On a similar note, last year, the Punjab and Haryana High Court halted the demolitions carried out in Nuh (Gurugram) and flagged the demolitions as “ethnic cleansing”. In August 2023, in five days, 1,208 buildings and other structures — overwhelmingly Muslim-owned (37 sites. 72.1 acres), were razed/demolished by the local authorities.
“Apparently, without any demolition orders and notices, the law and order problem is being used as a ruse to bring down buildings without following the procedure established by law. The issue also arises whether the buildings belonging to a particular community are being brought down under the guise of law and order problem and an exercise of ethnic cleansing is being conducted by the State," the court said while taking suo motu cognizance of the matter.
On this note, let us hope that the rule of wheels will be suppressed by the rule of law, and courts across the country resort to such jurisprudence where natural justice and the right to shelter are considered a primary factor to compensate the victims of illegal and unwanted demolitions. It is high time that the Supreme Court intervened and issued some guidelines that can be applicable to every state to prevent such incidents in the future.
Similarly in Lucknow, Uttar Pradesh, a demolition drive was being carried out in the Akbar Nagar locality following which the Allahabad High Court (Lucknow Bench) halted the demolitions and Justice Pankaj Bhatia said that before such demolitions, the authorities should think about the resettlement of the residents.
The court also went on to note that under the Constitution, it was the duty of the state to ensure adequate resettlement before it carried out evictions. The court, therefore, stayed the demolition and evictions and noted specifically that any demolitions could be undertaken only after resettlement or rehabilitation was done in accordance with the law. In other words, resettlement and rehabilitation were conditions precedent to evictions and demolitions, including for occupants and residents without a formal land title.

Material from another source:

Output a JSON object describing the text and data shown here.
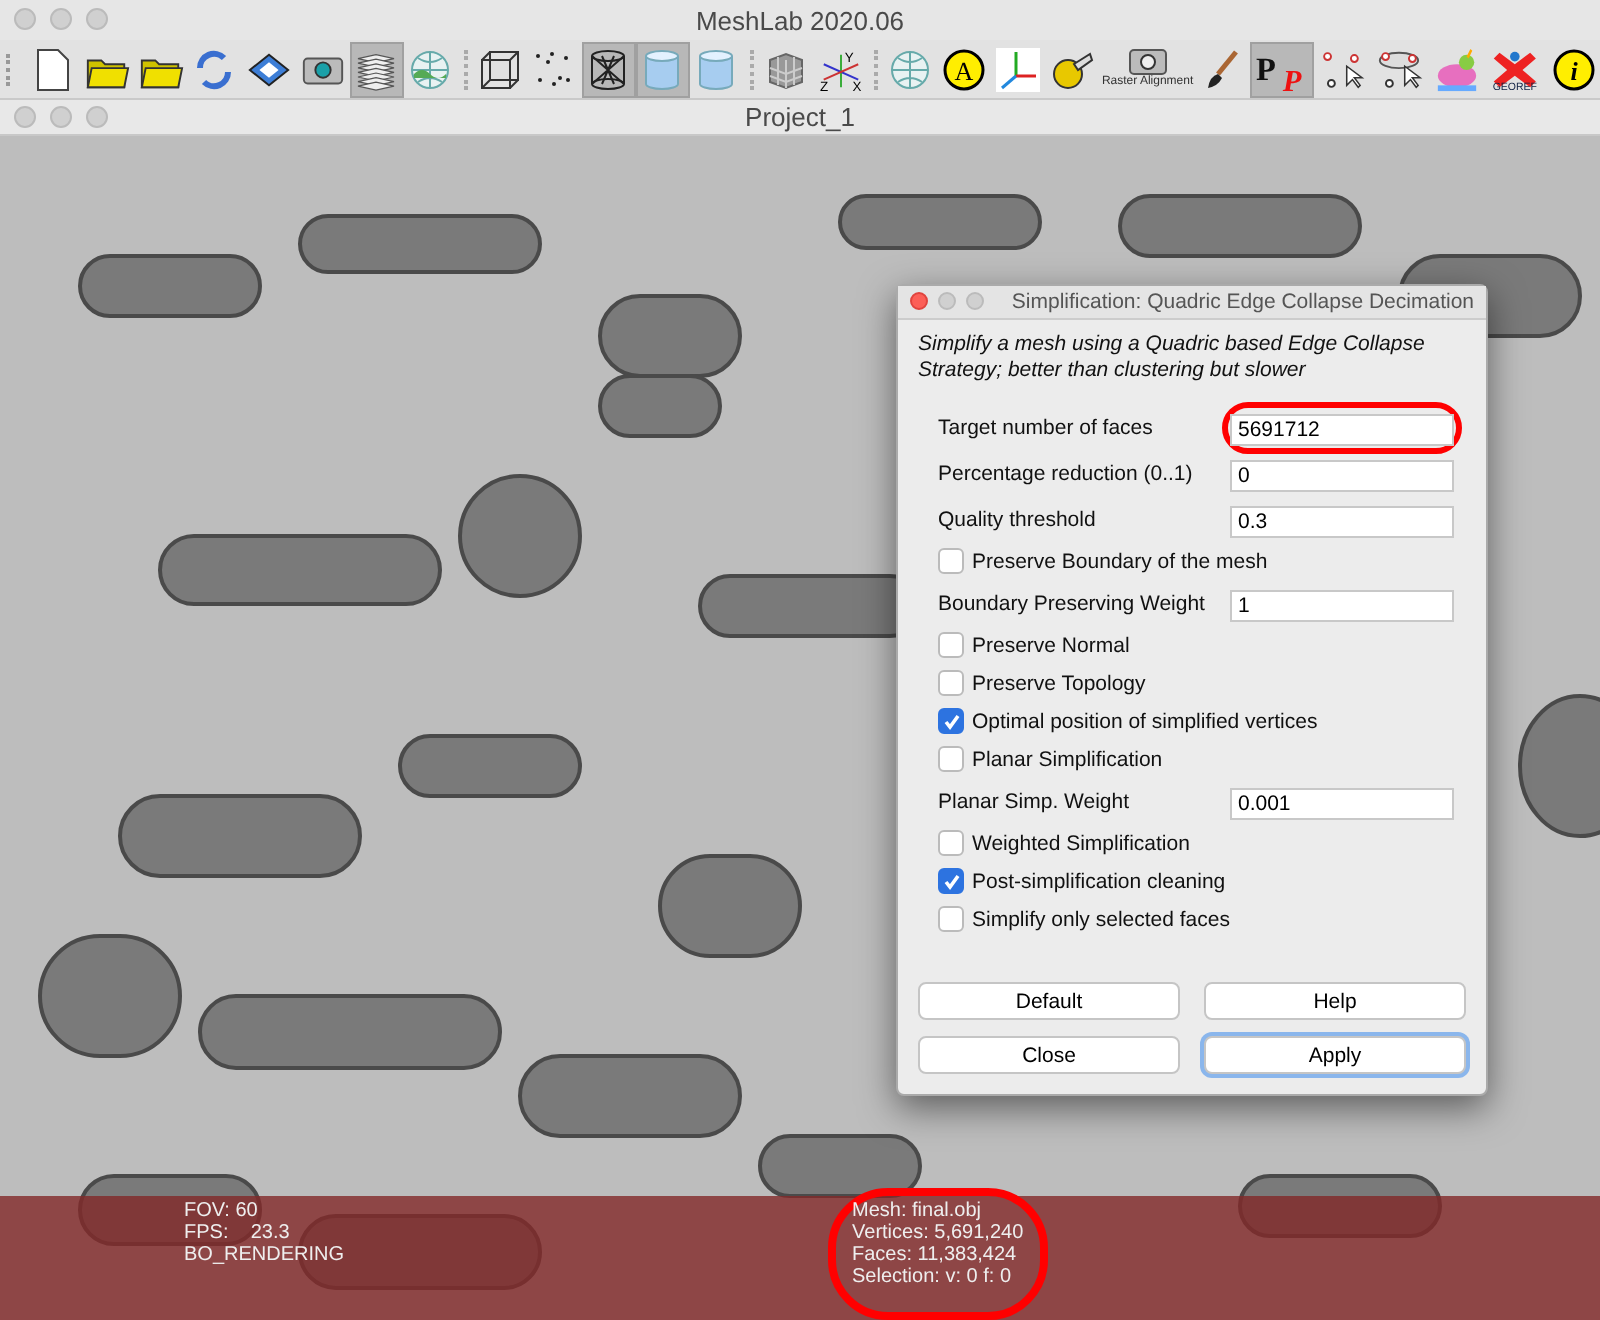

(Areeb Uddin Ahmed is an advocate practicing at the Allahabad High Court. He also writes on various legal and social issues. This is an opinion piece and the views expressed are the author’s own. The Quint neither endorses nor is responsible for them.)